Trainer suspended after two of his horses mysteriously die after races

LOUISVILLE, Ky. — Churchill Downs has suspended trainer Saffie Joseph Jr. indefinitely and Lord Miles, who is trained by Joseph, was scratched from the Kentucky Derby on Thursday, days after two of his horses died suddenly on the track.

The suspension prohibits Joseph, or any trainer directly or indirectly employed by him, from entering horses in races or requesting stalls at any tracks owned by Churchill Downs Inc.

The decision comes after the deaths of Parents Pride on Saturday and Chasing Artie on Tuesday. Both collapsed on the track and died after the races.

“Given the sudden unexplained deaths, we have reasonable concerns about the condition of his horses and have decided to suspend him indefinitely until the details are analyzed and understood,” said Bill Mudd, president and CEO of the operation of CDI, in a press release. “The safety of our equine and human athletes and the integrity of our sport is our top priority. We consider these measures to be our duty and our responsibility.

Saffie Joseph Jr. during morning practice for the Kentucky Derby at Churchill Downs in Louisville, Ky., Thursday. Andy Lyons/Getty Images

Investigators have yet to find a cause for the deaths of Joseph’s two horses in 72 hours, as well as two others over the past week, which has cast a veil over Churchill Downs during final preparations for the Derby du Kentucky Saturday.

“It’s the worst part of the game,” said Derby favorite Forte co-owner Mike Repole. “It’s very sad.”

Joseph said earlier Thursday that he was interviewed by investigators from the Kentucky Horse Racing Commission and Churchill Downs.

“They found no wrongdoing on our part,” he said.

Joseph received permission from the KHRC to withdraw five horses from racing on Thursday, Friday and Saturday, according to the Daily Racing Form. He had already scratched a Wednesday. He told reporters earlier in the day that he had scratched any horse that had come into contact with the two dead out of an abundance of caution.

Despite the deaths, Joseph had planned to race Lord Miles in the Derby. The foal arrived from Florida; the two dead horses had been at Keeneland in Lexington.

Joseph, a 36-year-old third-generation trainer, said earlier on Thursday that investigators examined his stable, checked the horses’ veterinary records and took blood samples from each of his horses, which showed nothing wrong. unnatural.
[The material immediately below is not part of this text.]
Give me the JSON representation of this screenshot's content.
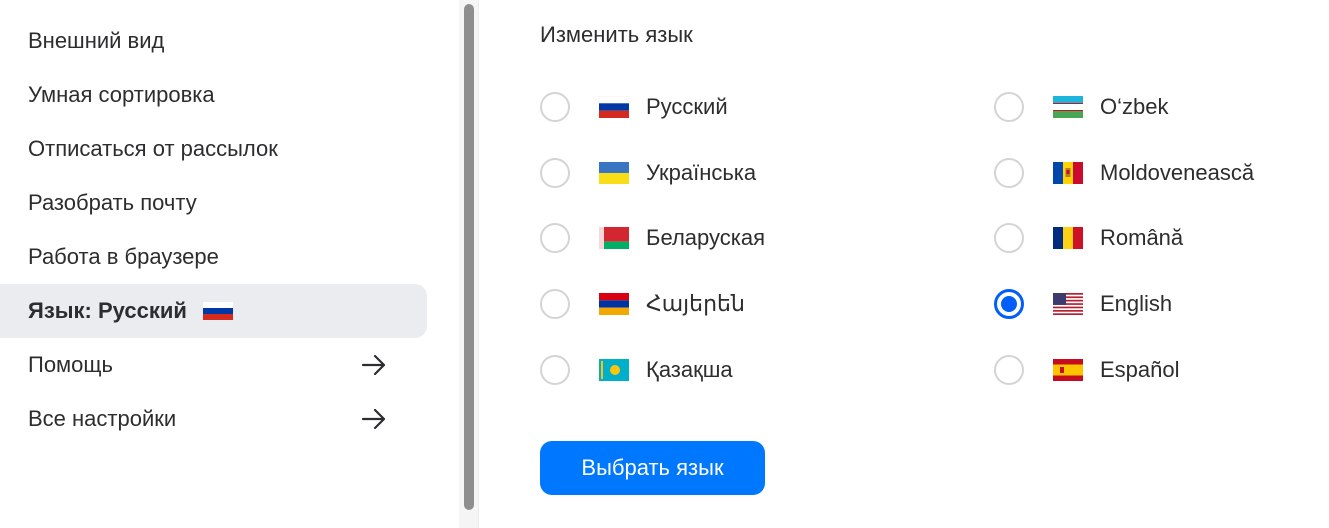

Feed, hay, straw and supplements used by horses were also checked.

The deaths are the first for Joseph, who came to Florida in 2011 after training in his native Barbados.

“It crushes you. It shakes your confidence, it makes you doubt everything,” he said.

At the same time, he added: “There are two ways: you can run away and pretend it didn’t happen or you can face it and find out what we can do.”

Meanwhile, two horses dropped their practice riders during track training on Thursday, including the Derby Verifying entrant. Neither runner was injured.

As well as Joseph’s horses, Derby has long shot Wild On Ice and 3-year-old filly Take Charge Briana suffered musculoskeletal injuries while training or racing at Churchill Downs. Both were euthanized.

Joseph said the first autopsy performed on his horse did not reveal a cause of death.

“We are currently living in unknown conditions, so that is the hardest part,” he said.

Spectators at morning practice were surprised when Verifying, one of trainer Brad Cox’s four Derby runners, ran loose onto the track, setting off a warning siren. The colt was caught by a rider and handed over to Cox, who took it back to the barn. The exercise rider has dislocated his right shoulder.

“He was galloping and looking great. Next thing I know the pilot was on the ground,” Cox said. “We were lucky, we dodged a bullet.”

Cox said he had “no concerns” about issues with the track following horse deaths.

Shortly after, And Tell Me Nolies rose and dumped their rider before tearing themselves off the track at top speed and rampaging through the stables area in search of their barn. Trainer Peter Miller said the filly appears to be doing well and is expected to start at the Kentucky Oaks on Friday.

“Luckily she didn’t come down or anything, so she’s fine,” he said.

Repole thinks it would be helpful if the sport did more to reassure the public that it takes safety seriously.

“People will understand injuries,” he said. “People will not understand wounds with death.”

The industry was rocked in 2019 when more than 40 horses died in Santa Anita, California. As a result, a series of security reforms were enacted and spread throughout the country.

“The horses get a lot of care and we do our best to avoid this stuff, but it still happens,” Joseph said. “A lot of times in these sudden deaths, you never get answers.”

Leave a Comment